One of the most contentious issues in American history is the ideology of Manifest Destiny and American Territorial Expansion. The ideology is warranted by the need to enlarge American territories during the antebellum era. This era can be traced back to before the civil war, before 1789, and after the conflict. Historically, “Manifest Destiny” ideology has been rationalized by the belief that Americans were divinely ordained to expand their regions across all continents. Negotiations or battle was used to obtain the lands. It was agreed that American natives would be evicted to make room for settlers and build transcontinental train lines. Moreover, the concept of Manifest Destiny was based on a belief that American culture, social, and political institutions were ordained to be majestic to other countries. This belief was used to justify the territorial expansion of the Republic of Texas to the United States and the United States’ battle in Mexico. Moreover, the impression was conveyed in the multiple scuffles of the U.s Army with indigenous tribes, especially in the Northwest of the United States.
Causes of Expansion
There were numerous contributing factors to the concept of Manifest Destiny. Some of the primary reasons for the ideas of manifest destiny were a sense of accountability and the role of religious conviction. In matters of beliefs, proponents of the Manifest Destiny doctrine presumed that the United States was bestowed with divine intervention to conquer the universe. They assumed that it was God’s resolve for the United States to spread across the region and the universe, and nobody could avert it. Others presumed that America’s duty was to monopolize the North American continent through imperial extension.
The expansion began in 1803 with the purchase of Louisiana from France. The purchase quadrupled America’s size, initiating a domino effect of territorial expansion. President Polk’s government confronted Britain over Oregon in the late 1840s, and he proclaimed war on Mexico in 1846. Polk won the war with Mexico and brokered a pact with the United Kingdom. The events resulted in a one-third territorial expansion, adding Oregon, California, New Mexico, Texas, and Utah to the previously bought Louisiana territory (Greenberg 199). According to Greenberg, the Guadalupe Hidalgo Treaty, negotiated in February 1848 between the United States and Mexico, signaled the end of the two nations’ battle (200). Nevertheless, this agreement cost Mexico roughly 525,000 square miles or approximately half of its total territory. Because of the treaty, Mexico North would become part of the American Southwest. Included within this treaty were provisions needing the United States to comply with Mexican and Spanish independence indefinitely, but the United States excluded those provisions. Without the legislation, the US could perform its administrations voluntarily.

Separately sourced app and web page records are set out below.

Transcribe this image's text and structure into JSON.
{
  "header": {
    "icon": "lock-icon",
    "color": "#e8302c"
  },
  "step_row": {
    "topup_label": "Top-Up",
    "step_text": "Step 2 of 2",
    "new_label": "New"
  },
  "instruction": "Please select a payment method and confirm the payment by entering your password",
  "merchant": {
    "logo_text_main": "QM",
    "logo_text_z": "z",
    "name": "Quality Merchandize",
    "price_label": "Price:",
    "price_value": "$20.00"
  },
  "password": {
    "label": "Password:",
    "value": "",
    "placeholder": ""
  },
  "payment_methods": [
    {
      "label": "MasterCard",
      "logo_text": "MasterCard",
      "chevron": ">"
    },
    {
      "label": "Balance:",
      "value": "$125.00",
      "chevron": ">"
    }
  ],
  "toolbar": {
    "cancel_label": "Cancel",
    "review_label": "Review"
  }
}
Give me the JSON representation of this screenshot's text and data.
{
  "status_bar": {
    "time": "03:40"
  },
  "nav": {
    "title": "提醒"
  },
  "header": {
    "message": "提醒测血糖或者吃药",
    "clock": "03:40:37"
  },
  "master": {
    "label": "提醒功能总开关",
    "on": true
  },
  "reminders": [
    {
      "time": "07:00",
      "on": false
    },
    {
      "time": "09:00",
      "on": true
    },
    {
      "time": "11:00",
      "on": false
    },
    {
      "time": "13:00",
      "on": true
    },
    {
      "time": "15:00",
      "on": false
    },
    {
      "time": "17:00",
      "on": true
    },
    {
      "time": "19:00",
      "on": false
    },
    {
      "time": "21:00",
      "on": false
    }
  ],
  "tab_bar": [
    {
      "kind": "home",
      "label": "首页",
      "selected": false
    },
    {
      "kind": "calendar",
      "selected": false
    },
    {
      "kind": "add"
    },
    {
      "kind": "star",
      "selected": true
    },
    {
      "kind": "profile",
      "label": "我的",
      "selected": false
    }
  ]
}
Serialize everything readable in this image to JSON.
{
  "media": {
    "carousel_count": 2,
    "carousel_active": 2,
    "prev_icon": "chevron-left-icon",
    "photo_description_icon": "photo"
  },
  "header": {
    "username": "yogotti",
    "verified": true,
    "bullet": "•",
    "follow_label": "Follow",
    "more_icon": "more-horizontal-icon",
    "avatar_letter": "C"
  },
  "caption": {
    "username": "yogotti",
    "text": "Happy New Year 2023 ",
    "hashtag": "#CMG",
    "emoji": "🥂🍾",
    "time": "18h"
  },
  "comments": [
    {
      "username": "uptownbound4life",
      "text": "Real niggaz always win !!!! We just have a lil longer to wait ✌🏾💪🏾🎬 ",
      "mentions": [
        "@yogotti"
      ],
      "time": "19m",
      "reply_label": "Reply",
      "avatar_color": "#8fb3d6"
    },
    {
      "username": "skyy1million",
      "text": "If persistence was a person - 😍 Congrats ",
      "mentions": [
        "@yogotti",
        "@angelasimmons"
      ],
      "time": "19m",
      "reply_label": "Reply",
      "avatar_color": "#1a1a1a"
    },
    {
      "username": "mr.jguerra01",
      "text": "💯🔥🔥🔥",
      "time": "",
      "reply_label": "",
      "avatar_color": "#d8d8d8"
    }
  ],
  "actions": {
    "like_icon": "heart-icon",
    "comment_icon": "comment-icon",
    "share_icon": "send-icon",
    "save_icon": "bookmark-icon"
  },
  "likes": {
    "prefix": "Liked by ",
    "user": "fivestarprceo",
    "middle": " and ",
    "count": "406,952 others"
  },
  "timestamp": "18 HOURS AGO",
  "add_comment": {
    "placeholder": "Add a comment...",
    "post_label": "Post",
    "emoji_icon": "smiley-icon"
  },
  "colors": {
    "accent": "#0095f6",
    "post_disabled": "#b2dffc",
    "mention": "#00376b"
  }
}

Some Americans and government officials believed in the idea of “manifest destiny,” a phrase invented by journalist John L. O’Sullivan in 1845, which stated that American Citizens were predestined to oversee all of the mainland territories west to the Pacific, south to the Rio Grande, and north to Canada. Nevertheless, manifest destiny may likewise be a cover for opportunistic behavior (Greenberg). America’s westward extension profited both traders and agriculturalists. California was recognized for the agricultural farmland and, later, for its abundant gold mines, but American traders desired it for the Pacific harbors. These enabled American extension towards the Pacific Ocean for trading activities with China and Japan and ultimately resulted in the creation of a robust American submarine base in Hawaii.
American leaders and newspapers promoted the Manifest Destiny movement in a multitude of ways and techniques. Foremost, they asserted that economic colonialism was the main driver of universal development. Nonetheless, yellow journalism impacted American citizens to endorse the Manifest Destiny drive, especially during the battle between secessionists in Spain and Cuba. By overcoming new territories and declaring economic power, American leaders presumed that the United States would become a significant world power (Greenberg). For instance, President James Monroe approved the Monroe Doctrine in 1822, cautioning the entire world to avoid the Western Hemisphere since America meant to colonize and govern it. Because most citizens and leaders assumed the need for expansion after the Spanish and American war, the Manifest Destiny movement grew more assertive. Moreover, lawmakers, correspondents, and leaders such as Roosevelt and Harrison championed the capture of Spanish colonies and the institution of an American territory. Notwithstanding the call to build an American empire through growth, some leaders, for instance, Grover Cleveland, had divergent views to the notion of manifest destiny.
The manifest destiny doctrine bolstered the eviction of Native Americans from their inherited homeland, battle with neighboring nations, and expansion. The term above was conceived by John O’Sullivan in assistance of the United States’ territorial expansion. Despite difficulties in seizing territory from Inherent Americans and nations, the United States got to remain on track and complete settlement. Westward growth was achieved through wars, tense relations, and harsh living conditions, and the United States now claims 50 states. People were made to trust that reforms would be initiated and that it would be helpful because of Manifest Destiny. The conviction came because of westward growth and widespread chauvinism. It was to symbolize American pride, and give individuals hope that they could complete projects and begin their lives in the United States.
Greenberg, Amy S. Manifest destiny and American territorial expansion: A brief history with documents. Macmillan Higher Education, 2017.
Greenberg, Amy S. “New Mexico Reservations.” Reviews in American History 47.2 (2019): 198-203.